April 25, 2012

In posting my paintings on Wednesdays over the past few weeks, poking through my old sketchbooks has been like running into old friends unexpectedly.  Some are harder to look at than others but I like them all.    Like Rorschach’s famous inkblots, they provide a glimpse of what was going on in my head as I painted them.  This one started with a wash in shades of gray.  I then dabbed brush fulls of grays and touches of red onto the wet paper and allowed the paint to spread where it would.  India ink from a drawing pen and metallic red from a paint pen were added once the watercolors had dried.  Gray was painted on August 1, 2010, probably in the park.  My Dad had passed away in July after hanging on bravely for quite a while.  It wasn’t the best of times but in writing his eulogy with my brother, I had a chance to look fondly back on Dad’s life, to appreciate what he’d taught me and chuckle at his peccadilloes.  I think Gray was my way of saying that even on the grayest of days, there are bright places if I look for them. (more…)


March 6, 2012

I’ve occasionally said here on Older Eyes – Bud’s Blog that I sound better on paper than I really am.  Yes, I know … technically, this isn’t on paper.  What I mean is that sometimes I talk the talk but don’t walk the walk.   I know that’s hard for you to believe but it’s true.  Yesterday was one of those days.  After writing Monday Smiles in which I tried to appear undaunted by the prospect of fixing may ailing desktop, I spent the morning in my bathrobe and jammies nursing it back to life.  During my breaks, I was hyper-sighing and complaining to Muri.  At noon, I threw together a sandwich, got dressed without showering and started in again. It turns out that something called the BIOS was corrupted.  The BIOS is a small program stored on the computer that runs when the machine is turned on, identifying components and initiating the boot sequence. My BIOS had lost its way to my internal drive, so that the computer wouldn’t start.  Resetting the BIOS didn’t help until I reinstalled the operating system, which means all of my programs and utilities have to be reinstalled.  Fortunately, a recent back up saved all my data, precious and otherwise.  In case you haven’t guessed, there weren’t any Monday Smiles.  By dinner time, I was pretty much back on line but tired and grumpy.  A shower, six games of Word Mole, some really mindless TV (Night at the Museum), and some blog reading got me to bedtime. (more…)

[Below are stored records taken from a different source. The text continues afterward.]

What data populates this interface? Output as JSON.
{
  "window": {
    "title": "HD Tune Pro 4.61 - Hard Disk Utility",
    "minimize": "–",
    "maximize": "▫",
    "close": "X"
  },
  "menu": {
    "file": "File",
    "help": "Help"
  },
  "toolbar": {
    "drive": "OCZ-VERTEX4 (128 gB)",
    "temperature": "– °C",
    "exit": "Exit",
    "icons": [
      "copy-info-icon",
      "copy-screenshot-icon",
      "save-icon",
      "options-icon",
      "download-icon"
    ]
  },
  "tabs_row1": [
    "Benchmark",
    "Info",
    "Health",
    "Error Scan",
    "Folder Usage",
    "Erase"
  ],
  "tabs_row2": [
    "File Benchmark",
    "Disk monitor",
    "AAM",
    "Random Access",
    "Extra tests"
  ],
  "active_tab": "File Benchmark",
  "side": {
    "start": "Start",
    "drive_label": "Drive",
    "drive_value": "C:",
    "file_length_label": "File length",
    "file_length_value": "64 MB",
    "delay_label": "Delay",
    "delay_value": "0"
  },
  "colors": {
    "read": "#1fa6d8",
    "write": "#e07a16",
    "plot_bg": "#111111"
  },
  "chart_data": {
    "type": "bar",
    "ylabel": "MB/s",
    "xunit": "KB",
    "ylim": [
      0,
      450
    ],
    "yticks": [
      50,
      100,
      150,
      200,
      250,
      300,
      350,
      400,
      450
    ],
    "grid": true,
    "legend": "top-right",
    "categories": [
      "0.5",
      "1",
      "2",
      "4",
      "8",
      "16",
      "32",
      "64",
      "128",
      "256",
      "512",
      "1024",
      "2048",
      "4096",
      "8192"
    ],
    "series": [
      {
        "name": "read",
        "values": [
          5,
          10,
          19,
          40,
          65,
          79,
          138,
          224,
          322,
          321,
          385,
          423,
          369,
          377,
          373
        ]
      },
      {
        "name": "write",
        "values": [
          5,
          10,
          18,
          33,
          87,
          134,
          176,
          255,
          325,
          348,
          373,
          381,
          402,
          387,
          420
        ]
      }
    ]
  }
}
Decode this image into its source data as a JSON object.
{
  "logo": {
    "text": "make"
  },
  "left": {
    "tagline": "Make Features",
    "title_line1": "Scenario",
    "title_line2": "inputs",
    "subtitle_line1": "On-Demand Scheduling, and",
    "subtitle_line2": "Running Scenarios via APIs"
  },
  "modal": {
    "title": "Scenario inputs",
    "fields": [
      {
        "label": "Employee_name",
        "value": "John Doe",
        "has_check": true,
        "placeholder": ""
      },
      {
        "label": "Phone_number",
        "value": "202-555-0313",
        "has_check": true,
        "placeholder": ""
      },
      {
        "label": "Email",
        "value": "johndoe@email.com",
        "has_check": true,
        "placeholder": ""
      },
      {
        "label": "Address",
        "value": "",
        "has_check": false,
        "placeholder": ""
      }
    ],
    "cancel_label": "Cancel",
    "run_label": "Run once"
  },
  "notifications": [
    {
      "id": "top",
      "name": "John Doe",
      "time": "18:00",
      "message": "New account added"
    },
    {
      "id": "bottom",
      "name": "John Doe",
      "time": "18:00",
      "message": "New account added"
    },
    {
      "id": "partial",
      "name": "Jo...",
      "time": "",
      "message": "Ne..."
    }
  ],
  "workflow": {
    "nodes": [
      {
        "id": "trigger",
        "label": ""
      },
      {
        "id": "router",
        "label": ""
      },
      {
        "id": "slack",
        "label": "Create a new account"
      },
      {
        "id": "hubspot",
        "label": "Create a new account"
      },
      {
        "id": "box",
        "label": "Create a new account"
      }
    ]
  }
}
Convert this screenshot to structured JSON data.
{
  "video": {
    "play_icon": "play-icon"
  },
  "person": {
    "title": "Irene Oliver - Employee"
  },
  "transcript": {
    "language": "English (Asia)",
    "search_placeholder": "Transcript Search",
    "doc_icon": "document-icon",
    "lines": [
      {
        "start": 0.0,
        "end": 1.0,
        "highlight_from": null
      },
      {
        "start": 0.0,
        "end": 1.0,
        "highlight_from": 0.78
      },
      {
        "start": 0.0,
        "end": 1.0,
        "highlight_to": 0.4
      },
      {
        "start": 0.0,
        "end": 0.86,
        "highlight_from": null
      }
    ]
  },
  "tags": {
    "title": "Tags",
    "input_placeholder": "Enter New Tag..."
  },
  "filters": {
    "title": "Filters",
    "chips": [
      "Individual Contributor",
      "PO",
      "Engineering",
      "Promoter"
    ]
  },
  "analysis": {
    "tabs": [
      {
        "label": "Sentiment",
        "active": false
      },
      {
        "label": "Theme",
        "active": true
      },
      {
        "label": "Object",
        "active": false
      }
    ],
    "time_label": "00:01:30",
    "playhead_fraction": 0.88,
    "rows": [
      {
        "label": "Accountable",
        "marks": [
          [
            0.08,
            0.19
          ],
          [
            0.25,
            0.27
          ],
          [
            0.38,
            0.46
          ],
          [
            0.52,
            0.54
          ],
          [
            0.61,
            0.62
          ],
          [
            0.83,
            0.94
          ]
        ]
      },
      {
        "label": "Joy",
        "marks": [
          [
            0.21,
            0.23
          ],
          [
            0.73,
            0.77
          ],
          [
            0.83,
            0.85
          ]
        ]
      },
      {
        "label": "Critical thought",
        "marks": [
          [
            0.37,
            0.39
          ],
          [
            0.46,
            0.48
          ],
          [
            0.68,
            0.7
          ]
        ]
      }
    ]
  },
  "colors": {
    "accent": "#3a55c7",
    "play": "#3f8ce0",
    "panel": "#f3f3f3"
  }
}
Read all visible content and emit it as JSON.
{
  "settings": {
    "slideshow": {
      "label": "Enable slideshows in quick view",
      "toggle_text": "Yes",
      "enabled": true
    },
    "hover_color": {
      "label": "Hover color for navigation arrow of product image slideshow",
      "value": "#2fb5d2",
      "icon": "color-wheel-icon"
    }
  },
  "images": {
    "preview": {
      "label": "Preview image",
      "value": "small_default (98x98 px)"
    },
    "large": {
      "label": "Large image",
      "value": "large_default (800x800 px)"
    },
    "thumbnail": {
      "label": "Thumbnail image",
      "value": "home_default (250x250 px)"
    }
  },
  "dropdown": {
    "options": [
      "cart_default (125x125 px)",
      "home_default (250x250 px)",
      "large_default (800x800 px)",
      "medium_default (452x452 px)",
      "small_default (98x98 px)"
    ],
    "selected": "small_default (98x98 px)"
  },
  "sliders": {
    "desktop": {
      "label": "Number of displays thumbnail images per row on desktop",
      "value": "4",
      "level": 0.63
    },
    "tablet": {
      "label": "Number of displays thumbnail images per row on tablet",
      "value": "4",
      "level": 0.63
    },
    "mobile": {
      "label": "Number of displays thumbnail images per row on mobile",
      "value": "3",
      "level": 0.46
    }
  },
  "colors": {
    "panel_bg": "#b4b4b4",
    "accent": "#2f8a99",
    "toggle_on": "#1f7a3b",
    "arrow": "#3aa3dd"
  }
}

Goodbye to The Voice

February 12, 2012

Unless you’ve been living under a rock for the last 24 hours, you know we lost another singer yesterday.  As Sasha Frere-Jones said in a tribute in the New Yorker, With the weird blend of investment and helplessness that typifies kin, we’ve watched Whitney Houston die in front of us, slowly and unmistakably, for more than a decade.   Those of us who have been listening since the beginning hoped against hope that the downward spiral of addiction would end, and now it has, regardless of the cause of death.  Whitney Houston was more than a singer … she was an unmistakable voice that was as thrilling live as it was in the studio, whether it was singing the National Anthem, performing at the Grammy Awards, or singing her signature version of Dolly Parton’s composition, I Will Always Love You. (more…)


January 22, 2012

He walks on, doesn’t look back
He pretends he can’t hear her
He starts to whistle as he crosses the street
Seems embarrassed to be there – Phil Collins, Another Day in Paradise

Yorba Linda and Anaheim Hills are quiet suburban community where many people live but few actually work, what we always called bedroom communities.  In the years we’ve been here, only the death of Richard Nixon (who was born in Yorba Linda), the dedication of the Richard Nixon Library and the periodic wildfires that sweep through our hills attract the attention of the national news.   That changed on Friday, January 13 when a homeless man was murdered in Anaheim Hills near a fast food restaurant.   A bistander by the name of Donny witnessed the vicious stabbing and chased the man into a local mobile home community, where the police apprehended him.  The killer, an Iraq veteran, had killed three other homeless men after stalking them over a period of two weeks, stabbing them up to forty times. (more…)